Exercise data:
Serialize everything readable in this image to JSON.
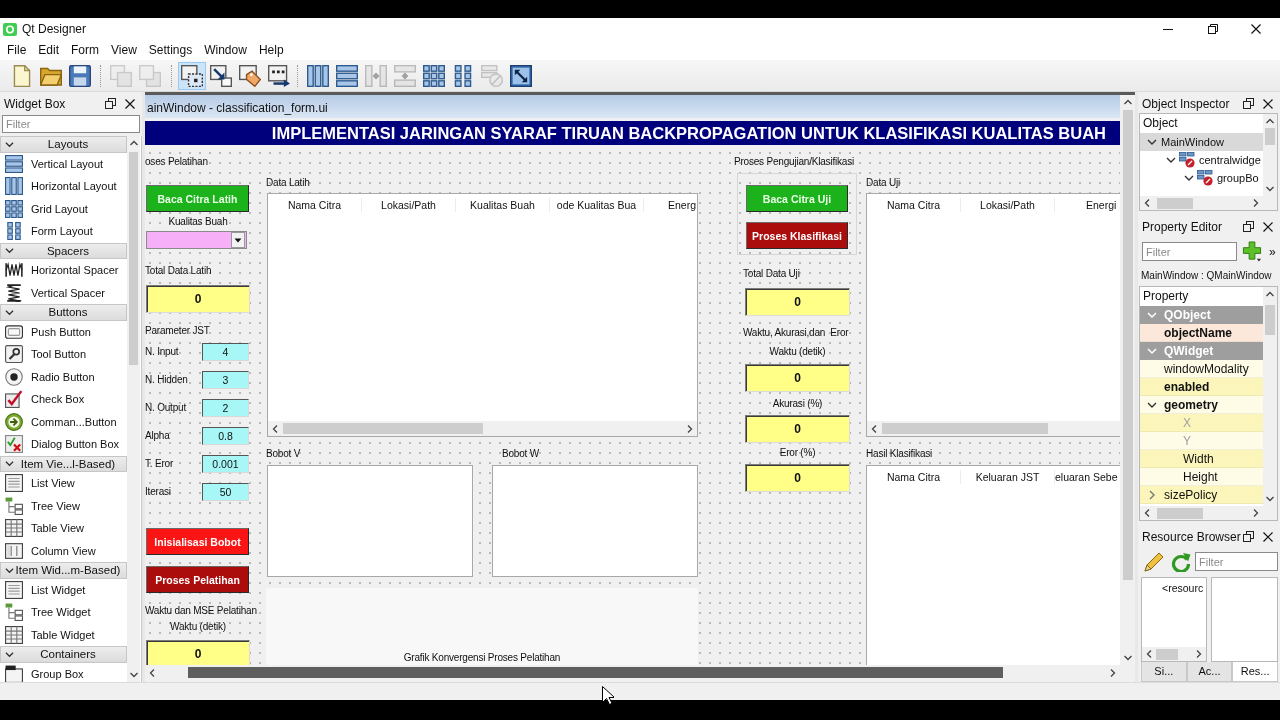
{
  "window": {
    "title": "Qt Designer"
  },
  "menu": [
    "File",
    "Edit",
    "Form",
    "View",
    "Settings",
    "Window",
    "Help"
  ],
  "toolbar": {
    "groups": [
      {
        "items": [
          {
            "kind": "new",
            "disabled": false
          },
          {
            "kind": "open",
            "disabled": false
          },
          {
            "kind": "save",
            "disabled": false
          }
        ]
      },
      {
        "items": [
          {
            "kind": "send-back",
            "disabled": true
          },
          {
            "kind": "bring-front",
            "disabled": true
          }
        ]
      },
      {
        "items": [
          {
            "kind": "edit-widgets",
            "selected": true,
            "disabled": false
          },
          {
            "kind": "signals-slots",
            "selected": false,
            "disabled": false
          },
          {
            "kind": "buddies",
            "selected": false,
            "disabled": false
          },
          {
            "kind": "tab-order",
            "selected": false,
            "disabled": false
          }
        ]
      },
      {
        "items": [
          {
            "kind": "layout-horizontal",
            "disabled": false
          },
          {
            "kind": "layout-vertical",
            "disabled": false
          },
          {
            "kind": "split-horizontal",
            "disabled": true
          },
          {
            "kind": "split-vertical",
            "disabled": true
          },
          {
            "kind": "layout-grid",
            "disabled": false
          },
          {
            "kind": "layout-form",
            "disabled": false
          },
          {
            "kind": "break-layout",
            "disabled": true
          },
          {
            "kind": "adjust-size",
            "disabled": false
          }
        ]
      }
    ]
  },
  "widget_box": {
    "title": "Widget Box",
    "filter": {
      "placeholder": "Filter"
    },
    "categories": [
      {
        "label": "Layouts",
        "expanded": true,
        "items": [
          {
            "label": "Vertical Layout",
            "kind": "vbox"
          },
          {
            "label": "Horizontal Layout",
            "kind": "hbox"
          },
          {
            "label": "Grid Layout",
            "kind": "grid"
          },
          {
            "label": "Form Layout",
            "kind": "form"
          }
        ]
      },
      {
        "label": "Spacers",
        "expanded": true,
        "items": [
          {
            "label": "Horizontal Spacer",
            "kind": "hspacer"
          },
          {
            "label": "Vertical Spacer",
            "kind": "vspacer"
          }
        ]
      },
      {
        "label": "Buttons",
        "expanded": true,
        "items": [
          {
            "label": "Push Button",
            "kind": "push"
          },
          {
            "label": "Tool Button",
            "kind": "tool"
          },
          {
            "label": "Radio Button",
            "kind": "radio"
          },
          {
            "label": "Check Box",
            "kind": "check"
          },
          {
            "label": "Comman...Button",
            "kind": "command"
          },
          {
            "label": "Dialog Button Box",
            "kind": "dialog"
          }
        ]
      },
      {
        "label": "Item Vie...l-Based)",
        "expanded": true,
        "items": [
          {
            "label": "List View",
            "kind": "list"
          },
          {
            "label": "Tree View",
            "kind": "tree"
          },
          {
            "label": "Table View",
            "kind": "table"
          },
          {
            "label": "Column View",
            "kind": "column"
          }
        ]
      },
      {
        "label": "Item Wid...m-Based)",
        "expanded": true,
        "items": [
          {
            "label": "List Widget",
            "kind": "list"
          },
          {
            "label": "Tree Widget",
            "kind": "tree"
          },
          {
            "label": "Table Widget",
            "kind": "table"
          }
        ]
      },
      {
        "label": "Containers",
        "expanded": true,
        "items": [
          {
            "label": "Group Box",
            "kind": "group"
          }
        ]
      }
    ]
  },
  "form_window": {
    "title": "ainWindow - classification_form.ui",
    "banner": "IMPLEMENTASI JARINGAN SYARAF TIRUAN BACKPROPAGATION UNTUK KLASIFIKASI KUALITAS BUAH",
    "training": {
      "title": "oses Pelatihan",
      "read_button": "Baca Citra Latih",
      "quality_label": "Kualitas Buah",
      "total": {
        "label": "Total Data Latih",
        "value": "0"
      },
      "parameters": {
        "title": "Parameter JST",
        "rows": [
          {
            "label": "N. Input",
            "value": "4"
          },
          {
            "label": "N. Hidden",
            "value": "3"
          },
          {
            "label": "N. Output",
            "value": "2"
          },
          {
            "label": "Alpha",
            "value": "0.8"
          },
          {
            "label": "T. Eror",
            "value": "0.001"
          },
          {
            "label": "Iterasi",
            "value": "50"
          }
        ]
      },
      "init_button": "Inisialisasi Bobot",
      "train_button": "Proses Pelatihan",
      "results": {
        "title": "Waktu dan MSE Pelatihan",
        "fields": [
          {
            "label": "Waktu (detik)",
            "value": "0"
          }
        ]
      },
      "data_table": {
        "title": "Data Latih",
        "columns": [
          "Nama Citra",
          "Lokasi/Path",
          "Kualitas Buah",
          "ode Kualitas Bua",
          "Energ"
        ]
      },
      "weights": [
        {
          "title": "Bobot V"
        },
        {
          "title": "Bobot W"
        }
      ],
      "chart_label": "Grafik Konvergensi Proses Pelatihan"
    },
    "testing": {
      "title": "Proses Pengujian/Klasifikasi",
      "read_button": "Baca Citra Uji",
      "classify_button": "Proses Klasifikasi",
      "total": {
        "label": "Total Data Uji",
        "value": "0"
      },
      "results": {
        "title": "Waktu, Akurasi,dan  Eror",
        "fields": [
          {
            "label": "Waktu (detik)",
            "value": "0"
          },
          {
            "label": "Akurasi (%)",
            "value": "0"
          },
          {
            "label": "Eror (%)",
            "value": "0"
          }
        ]
      },
      "data_table": {
        "title": "Data Uji",
        "columns": [
          "Nama Citra",
          "Lokasi/Path",
          "Energi"
        ]
      },
      "result_table": {
        "title": "Hasil Klasifikasi",
        "columns": [
          "Nama Citra",
          "Keluaran JST",
          "eluaran Sebe"
        ]
      }
    }
  },
  "object_inspector": {
    "title": "Object Inspector",
    "header": "Object",
    "tree": [
      {
        "label": "MainWindow",
        "selected": true,
        "expanded": true,
        "children": [
          {
            "label": "centralwidge",
            "kind": "widget",
            "selected": false,
            "expanded": true,
            "children": [
              {
                "label": "groupBo",
                "kind": "widget",
                "selected": false,
                "expanded": true
              }
            ]
          }
        ]
      }
    ]
  },
  "property_editor": {
    "title": "Property Editor",
    "filter": {
      "placeholder": "Filter"
    },
    "more": "»",
    "object": "MainWindow : QMainWindow",
    "header": "Property",
    "groups": [
      {
        "label": "QObject",
        "expanded": true,
        "color": "#fce8da",
        "properties": [
          {
            "label": "objectName",
            "bold": true
          }
        ]
      },
      {
        "label": "QWidget",
        "expanded": true,
        "color": "#fefce6",
        "properties": [
          {
            "label": "windowModality",
            "bold": false
          },
          {
            "label": "enabled",
            "bold": true
          },
          {
            "label": "geometry",
            "bold": true,
            "expanded": true,
            "children": [
              {
                "label": "X",
                "disabled": true
              },
              {
                "label": "Y",
                "disabled": true
              },
              {
                "label": "Width",
                "disabled": false
              },
              {
                "label": "Height",
                "disabled": false
              }
            ]
          },
          {
            "label": "sizePolicy",
            "bold": false,
            "expanded": false
          }
        ]
      }
    ]
  },
  "resource_browser": {
    "title": "Resource Browser",
    "filter": {
      "placeholder": "Filter"
    },
    "tree": [
      {
        "label": "<resourc"
      }
    ]
  },
  "dock_tabs": [
    {
      "label": "Si...",
      "selected": false
    },
    {
      "label": "Ac...",
      "selected": false
    },
    {
      "label": "Res...",
      "selected": true
    }
  ]
}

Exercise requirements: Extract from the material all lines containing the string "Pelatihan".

Reply to the exercise:
      "title": "oses Pelatihan",
      "train_button": "Proses Pelatihan",
        "title": "Waktu dan MSE Pelatihan",
      "chart_label": "Grafik Konvergensi Proses Pelatihan"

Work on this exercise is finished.